MIT researchers calculate river networks’ movement across a landscape.
About one-third of MIT people are now getting their mail via a reengineered system of Distributed Mail Centers (DMCs), with the rest of the Institute to follow over the next year.
The DMC model, used almost universally in colleges and universities, offers several advantages:
- A convenient exchange location for incoming and outgoing mail between the central mail service team and the customer.
- Uniform service across the campus.
- Reduced central staffing which can be redirected to processing outgoing USPS mail (see details below).
- Faster mail delivery; with two deliveries/pickups expected in the near future.
- 24-hour customer access to mail.
Eleven DMCs are now in operation with a total of about 35 expected according to Penny Guyer, manager of mail operations. The first one was opened at the Laboratory for Information and Decision Systems (LIDS) in Building 35 in mid-May and others have been coming on-line at the rate of about two per month.
"There have been concerns about ADA compliance, location convenience, safety and security," Ms. Guyer said. "We have addressed these in open discussions with the customers as each facility prepares to open. Although many departments have concerns about security, our experience as well as that at other universities indicates that very few security problems actually occur with this delivery model."
As the DMCs begin operating, the central staffing requirements for mail delivery is reduced. Those people have begun to work on central processing of MIT's outgoing US Postal Service mail where significant savings can be expected.
MIT mails more than seven million pieces of USPS mail annually, virtually all of it at full rates, the mail reengineering team discovered. Major improvements in postal automation permit the USPS to offer discounts for presorted and barcoded mail that MIT has not been able to use because of its decentralized system.

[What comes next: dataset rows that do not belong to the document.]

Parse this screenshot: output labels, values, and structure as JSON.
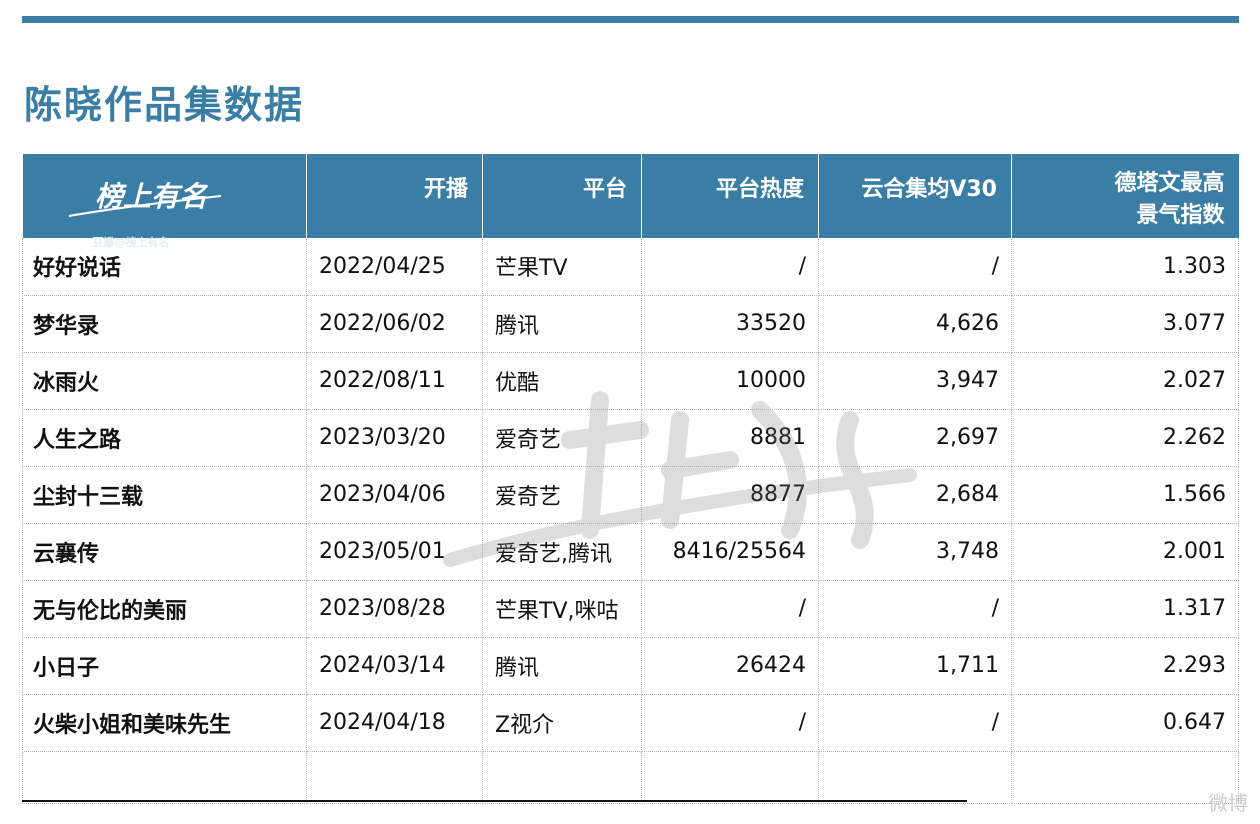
{
  "page": {
    "title": "陈晓作品集数据",
    "logo_text": "榜上有名",
    "logo_sub": "豆瓣@榜上有名",
    "corner_watermark": "微博"
  },
  "table": {
    "headers": [
      "",
      "开播",
      "平台",
      "平台热度",
      "云合集均V30",
      "德塔文最高\n景气指数"
    ],
    "rows": [
      [
        "好好说话",
        "2022/04/25",
        "芒果TV",
        "/",
        "/",
        "1.303"
      ],
      [
        "梦华录",
        "2022/06/02",
        "腾讯",
        "33520",
        "4,626",
        "3.077"
      ],
      [
        "冰雨火",
        "2022/08/11",
        "优酷",
        "10000",
        "3,947",
        "2.027"
      ],
      [
        "人生之路",
        "2023/03/20",
        "爱奇艺",
        "8881",
        "2,697",
        "2.262"
      ],
      [
        "尘封十三载",
        "2023/04/06",
        "爱奇艺",
        "8877",
        "2,684",
        "1.566"
      ],
      [
        "云襄传",
        "2023/05/01",
        "爱奇艺,腾讯",
        "8416/25564",
        "3,748",
        "2.001"
      ],
      [
        "无与伦比的美丽",
        "2023/08/28",
        "芒果TV,咪咕",
        "/",
        "/",
        "1.317"
      ],
      [
        "小日子",
        "2024/03/14",
        "腾讯",
        "26424",
        "1,711",
        "2.293"
      ],
      [
        "火柴小姐和美味先生",
        "2024/04/18",
        "Z视介",
        "/",
        "/",
        "0.647"
      ]
    ]
  },
  "colors": {
    "accent": "#3a7ea5",
    "text": "#111111"
  }
}
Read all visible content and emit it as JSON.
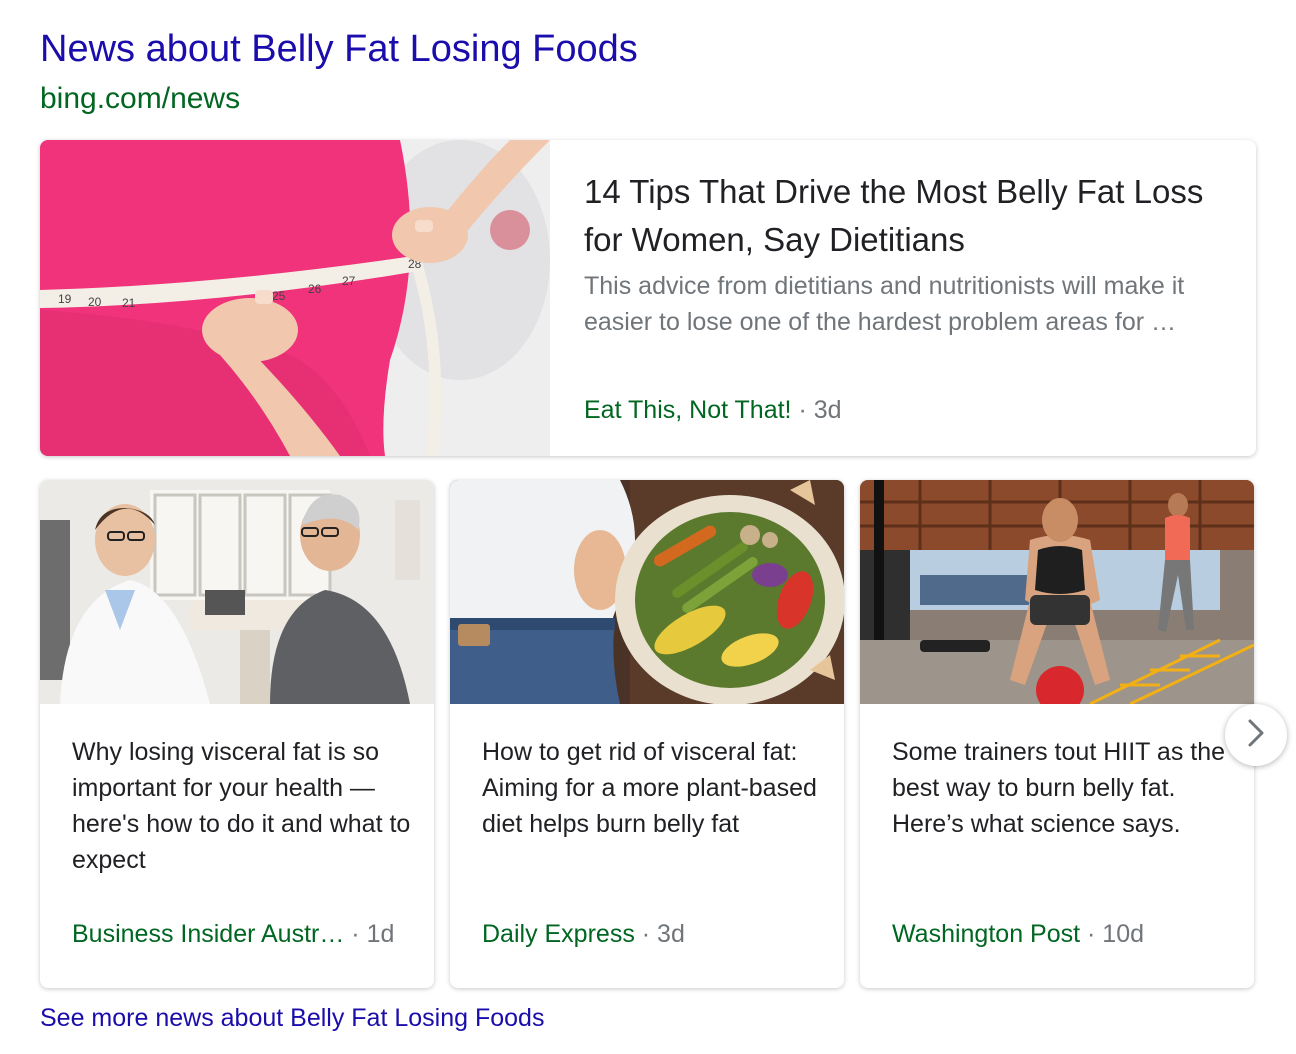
{
  "header": {
    "title": "News about Belly Fat Losing Foods",
    "url": "bing.com/news"
  },
  "featured": {
    "title": "14 Tips That Drive the Most Belly Fat Loss for Women, Say Dietitians",
    "snippet": "This advice from dietitians and nutritionists will make it easier to lose one of the hardest problem areas for …",
    "source": "Eat This, Not That!",
    "age": "· 3d",
    "tape_numbers": [
      "19",
      "20",
      "21",
      "25",
      "26",
      "27",
      "28"
    ]
  },
  "cards": [
    {
      "title": "Why losing visceral fat is so important for your health — here's how to do it and what to expect",
      "source": "Business Insider Austr…",
      "age": "· 1d"
    },
    {
      "title": "How to get rid of visceral fat: Aiming for a more plant-based diet helps burn belly fat",
      "source": "Daily Express",
      "age": "· 3d"
    },
    {
      "title": "Some trainers tout HIIT as the best way to burn belly fat. Here’s what science says.",
      "source": "Washington Post",
      "age": "· 10d"
    }
  ],
  "more_link": "See more news about Belly Fat Losing Foods",
  "icons": {
    "next": "chevron-right-icon"
  },
  "colors": {
    "link": "#1a0dab",
    "url": "#006621",
    "source": "#006621",
    "muted": "#70757a",
    "text": "#202124"
  }
}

"There is a potential for a 4.6 cent savings-nearly a nickel-for every piece of mail that qualifies for a discount," Ms. Guyer said.
Beginning July 1, the new mail service team began to process outgoing mail for four departments (Sloan, Physical Plant, the Registrar and Purchasing), as part of its pilot program. This mail is now metered at 27.4 cents instead of the full 32-cent rate and sent to a consolidation service where it is barcoded and sorted together with that of other mailers to achieve the minimum required for USPS discounts.
A further study will show if MIT can eliminate the outside consolidation step and maintain the volume necessary to realize the full 4.6-cent discount per piece. Full centralization of outgoing mail is expected to be complete by next June.
Questions and suggestions are welcome via e-mail
A version of this article appeared in MIT Tech Talk on August 16, 1995.